──────── The data ────────
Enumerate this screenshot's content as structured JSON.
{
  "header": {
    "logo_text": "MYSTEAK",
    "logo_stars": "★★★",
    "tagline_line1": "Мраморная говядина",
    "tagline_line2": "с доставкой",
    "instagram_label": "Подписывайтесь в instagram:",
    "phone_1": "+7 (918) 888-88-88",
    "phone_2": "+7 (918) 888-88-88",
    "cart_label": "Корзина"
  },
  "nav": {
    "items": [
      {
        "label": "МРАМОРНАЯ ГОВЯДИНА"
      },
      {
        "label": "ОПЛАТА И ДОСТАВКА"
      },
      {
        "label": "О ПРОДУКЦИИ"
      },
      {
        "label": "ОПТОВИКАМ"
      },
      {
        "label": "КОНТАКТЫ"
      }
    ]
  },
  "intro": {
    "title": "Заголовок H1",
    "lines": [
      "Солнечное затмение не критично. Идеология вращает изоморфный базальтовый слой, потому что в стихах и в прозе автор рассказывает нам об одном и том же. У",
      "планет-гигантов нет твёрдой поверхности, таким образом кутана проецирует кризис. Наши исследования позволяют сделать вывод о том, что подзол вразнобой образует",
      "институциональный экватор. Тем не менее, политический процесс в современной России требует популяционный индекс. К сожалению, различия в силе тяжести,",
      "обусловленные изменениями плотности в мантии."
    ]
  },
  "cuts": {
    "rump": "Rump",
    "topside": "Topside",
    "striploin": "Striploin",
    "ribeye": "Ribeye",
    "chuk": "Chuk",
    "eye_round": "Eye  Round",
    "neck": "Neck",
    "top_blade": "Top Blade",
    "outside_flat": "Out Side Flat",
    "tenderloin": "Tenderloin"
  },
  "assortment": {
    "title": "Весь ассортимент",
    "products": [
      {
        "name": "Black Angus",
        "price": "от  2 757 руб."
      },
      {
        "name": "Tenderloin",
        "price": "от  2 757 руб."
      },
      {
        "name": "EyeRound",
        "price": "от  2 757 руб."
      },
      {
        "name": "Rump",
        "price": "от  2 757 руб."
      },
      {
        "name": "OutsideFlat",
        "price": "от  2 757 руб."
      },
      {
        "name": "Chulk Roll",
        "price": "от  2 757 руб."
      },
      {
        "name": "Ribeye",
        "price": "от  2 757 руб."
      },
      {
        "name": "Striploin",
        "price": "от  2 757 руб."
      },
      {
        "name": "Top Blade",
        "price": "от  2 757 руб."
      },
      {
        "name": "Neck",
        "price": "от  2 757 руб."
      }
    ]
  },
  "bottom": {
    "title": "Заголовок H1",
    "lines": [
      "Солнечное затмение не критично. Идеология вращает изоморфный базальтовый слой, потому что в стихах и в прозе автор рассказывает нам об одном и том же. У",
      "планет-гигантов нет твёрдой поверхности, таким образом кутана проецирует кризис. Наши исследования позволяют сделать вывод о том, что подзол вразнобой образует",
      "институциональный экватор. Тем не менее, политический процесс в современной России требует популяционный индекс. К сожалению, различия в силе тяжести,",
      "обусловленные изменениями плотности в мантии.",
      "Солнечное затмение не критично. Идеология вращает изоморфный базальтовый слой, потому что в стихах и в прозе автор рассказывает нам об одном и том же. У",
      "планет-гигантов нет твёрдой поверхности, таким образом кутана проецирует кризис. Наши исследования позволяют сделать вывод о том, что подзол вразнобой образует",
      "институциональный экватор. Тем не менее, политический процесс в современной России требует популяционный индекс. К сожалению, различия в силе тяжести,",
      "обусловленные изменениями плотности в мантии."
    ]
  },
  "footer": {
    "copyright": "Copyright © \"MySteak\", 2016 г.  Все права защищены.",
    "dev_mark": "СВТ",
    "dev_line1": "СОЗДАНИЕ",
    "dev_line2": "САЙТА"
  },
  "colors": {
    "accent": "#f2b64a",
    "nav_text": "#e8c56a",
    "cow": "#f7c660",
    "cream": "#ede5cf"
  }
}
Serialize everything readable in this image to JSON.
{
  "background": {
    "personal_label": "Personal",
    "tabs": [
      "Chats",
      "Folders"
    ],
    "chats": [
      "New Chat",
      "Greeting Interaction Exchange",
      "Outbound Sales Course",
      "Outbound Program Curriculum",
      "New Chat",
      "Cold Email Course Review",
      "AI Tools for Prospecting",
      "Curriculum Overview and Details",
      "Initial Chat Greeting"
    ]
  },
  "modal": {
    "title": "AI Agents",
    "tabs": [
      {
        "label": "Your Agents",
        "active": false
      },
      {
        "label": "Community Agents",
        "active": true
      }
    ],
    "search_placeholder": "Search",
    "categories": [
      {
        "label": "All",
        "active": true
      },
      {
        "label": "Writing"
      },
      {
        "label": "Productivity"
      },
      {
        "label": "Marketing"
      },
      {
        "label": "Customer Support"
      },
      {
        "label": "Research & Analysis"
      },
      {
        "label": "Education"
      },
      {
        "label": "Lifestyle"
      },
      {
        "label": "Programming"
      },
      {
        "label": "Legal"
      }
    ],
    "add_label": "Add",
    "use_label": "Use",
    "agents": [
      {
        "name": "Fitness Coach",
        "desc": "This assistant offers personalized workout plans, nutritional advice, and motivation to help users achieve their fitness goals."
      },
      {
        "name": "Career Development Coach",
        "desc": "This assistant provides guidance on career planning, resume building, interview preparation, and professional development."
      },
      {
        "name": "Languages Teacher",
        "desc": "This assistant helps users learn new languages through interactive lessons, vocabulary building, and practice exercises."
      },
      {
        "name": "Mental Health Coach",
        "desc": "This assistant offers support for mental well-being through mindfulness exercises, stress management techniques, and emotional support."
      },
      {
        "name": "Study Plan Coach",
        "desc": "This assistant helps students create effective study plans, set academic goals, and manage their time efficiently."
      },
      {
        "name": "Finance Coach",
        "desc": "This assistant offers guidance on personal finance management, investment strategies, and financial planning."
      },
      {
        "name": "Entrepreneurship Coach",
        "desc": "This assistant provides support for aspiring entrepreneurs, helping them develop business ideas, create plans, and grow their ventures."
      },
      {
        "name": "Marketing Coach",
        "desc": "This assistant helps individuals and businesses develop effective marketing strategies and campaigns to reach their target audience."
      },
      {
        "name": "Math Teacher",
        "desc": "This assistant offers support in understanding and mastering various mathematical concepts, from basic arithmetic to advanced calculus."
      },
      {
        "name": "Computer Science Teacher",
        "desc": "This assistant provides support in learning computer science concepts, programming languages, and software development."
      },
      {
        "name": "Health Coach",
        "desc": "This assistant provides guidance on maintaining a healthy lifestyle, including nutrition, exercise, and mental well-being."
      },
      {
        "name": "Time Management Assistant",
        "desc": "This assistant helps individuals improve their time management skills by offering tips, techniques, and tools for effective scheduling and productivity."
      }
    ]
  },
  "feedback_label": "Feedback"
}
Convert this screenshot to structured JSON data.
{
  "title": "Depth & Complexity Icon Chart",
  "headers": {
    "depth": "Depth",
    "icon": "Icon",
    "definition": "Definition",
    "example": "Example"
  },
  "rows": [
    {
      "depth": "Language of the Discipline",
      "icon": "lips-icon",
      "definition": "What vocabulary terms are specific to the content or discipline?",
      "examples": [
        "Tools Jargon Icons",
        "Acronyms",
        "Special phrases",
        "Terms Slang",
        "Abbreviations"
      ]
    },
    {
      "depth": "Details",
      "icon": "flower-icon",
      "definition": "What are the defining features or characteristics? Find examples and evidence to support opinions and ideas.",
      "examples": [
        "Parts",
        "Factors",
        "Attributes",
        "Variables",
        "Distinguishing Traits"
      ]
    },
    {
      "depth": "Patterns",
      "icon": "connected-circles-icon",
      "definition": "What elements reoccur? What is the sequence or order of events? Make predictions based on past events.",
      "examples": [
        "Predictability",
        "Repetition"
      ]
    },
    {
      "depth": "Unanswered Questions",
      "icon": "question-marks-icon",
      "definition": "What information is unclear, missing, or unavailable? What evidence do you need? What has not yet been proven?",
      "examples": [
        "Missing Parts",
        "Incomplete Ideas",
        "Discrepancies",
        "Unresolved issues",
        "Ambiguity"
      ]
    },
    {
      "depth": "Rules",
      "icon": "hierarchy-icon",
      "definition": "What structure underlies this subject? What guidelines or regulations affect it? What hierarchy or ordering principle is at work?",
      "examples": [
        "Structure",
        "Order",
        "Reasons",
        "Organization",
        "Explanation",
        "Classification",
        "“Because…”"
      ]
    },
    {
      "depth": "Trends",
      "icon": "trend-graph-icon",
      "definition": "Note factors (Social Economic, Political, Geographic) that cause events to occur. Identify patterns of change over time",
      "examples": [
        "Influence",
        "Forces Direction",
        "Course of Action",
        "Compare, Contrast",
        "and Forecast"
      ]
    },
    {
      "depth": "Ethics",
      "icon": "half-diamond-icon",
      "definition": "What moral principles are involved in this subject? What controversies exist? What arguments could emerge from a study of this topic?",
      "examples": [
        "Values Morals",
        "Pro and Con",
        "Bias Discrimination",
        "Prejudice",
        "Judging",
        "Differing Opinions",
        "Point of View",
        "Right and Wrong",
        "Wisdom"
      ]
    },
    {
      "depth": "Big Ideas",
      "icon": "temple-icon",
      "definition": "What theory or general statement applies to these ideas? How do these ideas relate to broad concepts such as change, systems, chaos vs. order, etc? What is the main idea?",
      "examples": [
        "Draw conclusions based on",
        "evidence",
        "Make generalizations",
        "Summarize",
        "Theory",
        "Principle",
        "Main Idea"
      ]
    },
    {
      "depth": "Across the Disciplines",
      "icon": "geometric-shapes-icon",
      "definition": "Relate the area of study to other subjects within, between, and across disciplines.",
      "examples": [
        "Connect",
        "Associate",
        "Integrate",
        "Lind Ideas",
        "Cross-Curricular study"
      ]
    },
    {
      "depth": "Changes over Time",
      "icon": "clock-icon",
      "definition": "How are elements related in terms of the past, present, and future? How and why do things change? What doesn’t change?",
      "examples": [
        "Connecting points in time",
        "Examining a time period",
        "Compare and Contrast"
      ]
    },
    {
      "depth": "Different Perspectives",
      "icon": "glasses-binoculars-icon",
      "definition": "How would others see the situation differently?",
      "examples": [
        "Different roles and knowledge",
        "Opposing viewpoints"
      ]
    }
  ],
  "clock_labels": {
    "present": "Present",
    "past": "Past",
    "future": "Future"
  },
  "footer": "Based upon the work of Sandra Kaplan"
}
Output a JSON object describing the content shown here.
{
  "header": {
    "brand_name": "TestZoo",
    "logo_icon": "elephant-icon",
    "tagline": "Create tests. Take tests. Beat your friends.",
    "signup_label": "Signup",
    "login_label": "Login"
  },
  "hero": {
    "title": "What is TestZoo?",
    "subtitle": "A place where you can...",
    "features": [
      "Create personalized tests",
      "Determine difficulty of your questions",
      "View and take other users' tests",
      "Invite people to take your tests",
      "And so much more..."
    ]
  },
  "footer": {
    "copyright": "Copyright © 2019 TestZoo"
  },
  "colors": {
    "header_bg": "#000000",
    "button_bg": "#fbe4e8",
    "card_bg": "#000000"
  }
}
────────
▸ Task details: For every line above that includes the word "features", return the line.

▸ Answer space:
      "definition": "What are the defining features or characteristics? Find examples and evidence to support opinions and ideas.",
    "features": [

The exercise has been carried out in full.